Andre Ayew has now played 139 matches for Swansea City and scored 47 goals, the latest being a vital one that tipped the play-off semi-final against Barnsley in his club’s favour. His talent does not come cheap, but it’s as much about his influence and resourcefulness that impresses Fraser Watson.
With 39 minutes on the clock, Kyle Naughton’s threaded pass found Andre Ayew on the right edge of the penalty area.
From there, Swansea fans knew what was coming. Barnsley defenders Mads Andersen and Michal Helik knew it, too.
As did home keeper Bradley Collins. But such was the quality of the execution – the faint, the glide onto the favoured left foot, the precise far corner finish – that envisaging the obvious didn’t amount to stopping it.
The bland, pragmatic overview is that the strike gave Steve Cooper’s side a slender lead heading into the second leg of their Championship promotion play-off at the Liberty Stadium this Saturday.
Delving deeper, the goal was a synopsis of Ayew elevating Swansea’s season – a moment of Premiership quality to settle a contest that otherwise encapsulated all the stereotypical portrayals of a frenzied, route one dominated, up-and-at-em’ type Championship battle.
Indeed, the third chapter of the Ghanaian’s time in South Wales remains on course to dismiss the hostility that masked the previous two.
There was the colourful arrival in 2015, the debut goal against Chelsea, the header to help beat Manchester United, the free kick past Joe Hart that rounded off a 12-goal debut season.
All that culminated the following summer with an acrimonious exit as West Ham came calling.
Then, a year and a half later, came the ill-fated return.

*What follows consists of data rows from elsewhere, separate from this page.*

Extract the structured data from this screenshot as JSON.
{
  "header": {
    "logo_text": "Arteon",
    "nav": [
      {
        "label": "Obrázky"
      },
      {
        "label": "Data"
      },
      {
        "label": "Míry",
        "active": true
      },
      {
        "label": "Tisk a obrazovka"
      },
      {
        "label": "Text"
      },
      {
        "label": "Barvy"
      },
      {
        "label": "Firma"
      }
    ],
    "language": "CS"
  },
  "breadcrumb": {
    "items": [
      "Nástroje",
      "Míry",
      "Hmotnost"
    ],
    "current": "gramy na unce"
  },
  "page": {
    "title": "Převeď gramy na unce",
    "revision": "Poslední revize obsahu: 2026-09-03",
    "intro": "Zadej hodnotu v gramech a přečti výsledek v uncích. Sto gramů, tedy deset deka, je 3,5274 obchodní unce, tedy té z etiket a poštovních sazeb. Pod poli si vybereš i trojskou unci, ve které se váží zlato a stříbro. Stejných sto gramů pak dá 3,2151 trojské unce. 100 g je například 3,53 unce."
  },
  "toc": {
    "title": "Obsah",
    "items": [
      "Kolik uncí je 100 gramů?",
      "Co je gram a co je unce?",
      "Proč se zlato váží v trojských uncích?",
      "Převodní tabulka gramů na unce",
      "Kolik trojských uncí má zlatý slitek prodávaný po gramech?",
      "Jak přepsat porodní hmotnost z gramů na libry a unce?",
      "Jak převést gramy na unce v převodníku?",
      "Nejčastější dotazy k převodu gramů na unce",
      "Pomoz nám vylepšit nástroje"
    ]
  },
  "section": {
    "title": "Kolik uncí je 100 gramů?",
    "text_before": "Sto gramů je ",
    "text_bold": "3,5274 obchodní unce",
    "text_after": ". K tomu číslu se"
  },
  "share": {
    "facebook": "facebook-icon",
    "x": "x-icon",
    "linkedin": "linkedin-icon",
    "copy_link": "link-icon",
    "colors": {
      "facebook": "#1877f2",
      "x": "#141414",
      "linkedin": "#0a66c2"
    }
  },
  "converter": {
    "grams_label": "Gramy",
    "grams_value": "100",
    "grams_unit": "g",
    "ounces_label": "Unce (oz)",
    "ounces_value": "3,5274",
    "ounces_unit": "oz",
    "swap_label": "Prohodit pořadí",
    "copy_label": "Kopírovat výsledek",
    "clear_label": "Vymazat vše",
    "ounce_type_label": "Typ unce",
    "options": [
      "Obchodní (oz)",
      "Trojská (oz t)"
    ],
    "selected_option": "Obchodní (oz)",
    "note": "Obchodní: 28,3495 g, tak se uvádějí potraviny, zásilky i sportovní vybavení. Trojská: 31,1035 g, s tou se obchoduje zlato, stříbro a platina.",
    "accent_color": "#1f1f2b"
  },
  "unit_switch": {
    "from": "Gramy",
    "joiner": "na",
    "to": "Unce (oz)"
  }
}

An £18 million mid-season transfer fee born out of desperation overriding logic.
When defeat to Southampton in the penultimate game of the season all but sealed relegation, no sooner was Ayew down the tunnel than he was speeding away from the stadium.
And then came the renaissance. From being on loan at Fenerbahce, one could have been forgiven for not realising he was still on the club’s books when he rocked up for a league cup tie with Northampton Town in August 2019.
Two goals off the bench that night seemingly represented timely publicity before the transfer window closed.
— perry paisley (@PerryPaisley) May 18, 2021
On the contrary, it proved the catalyst for the most unlikely of redemption stories.
Ayew’s contribution these past two campaigns has extended beyond occasional brilliance and a handful of nerveless late penalties.
Work rate, desire, leadership – a willingness to defend as well as attack – all have characterised a figure so imperative to his side that even now his absence in the second leg or potential final would appear too big a blow to overcome.
Cynics may point out that financially, he’s no martyr. He remains the one squad member still on a Premiership style contract, and his wages that reportedly exceed £80,000 a week represent true distortion in comparison to teammates.
Keeping him on the wage bill, has undoubtedly meant others coming off it.
And for good measure, opposition coaches and players could, or in many cases have, sneer about the simulation and shrieks of feigned agony that empty, echoing, stadiums have not served well.
But for the tilt at promotion to remain a reality, Cooper knew he needed him.
And a refusal to go through motions and shrug shoulders at a level arguably beneath his talent, or simply focus on an international career that now nears 100 caps, has all been underpinned by a burning desire to help his club back into the top flight.
Not only has this second return rejuvenated Ayew the player, but after a messy period of botched moves and accusations of greed, it’s resurrected Ayew the man.
Saturday’s second leg is shaping up to be tight again. A final against Brentford or Bournemouth at Wembley, tougher still.
And if Cooper’s side are to prevail in both, a scenario that remains anything but simple, you’d expect his key performer’s class and tenacity to be at the heart of it.
The first chapter of Ayew and Swansea ended in him being labelled a mercenary.
The second, he exited as a supposed flop.
The third, however, may yet see him written into Swansea folklore forever.
The story continues.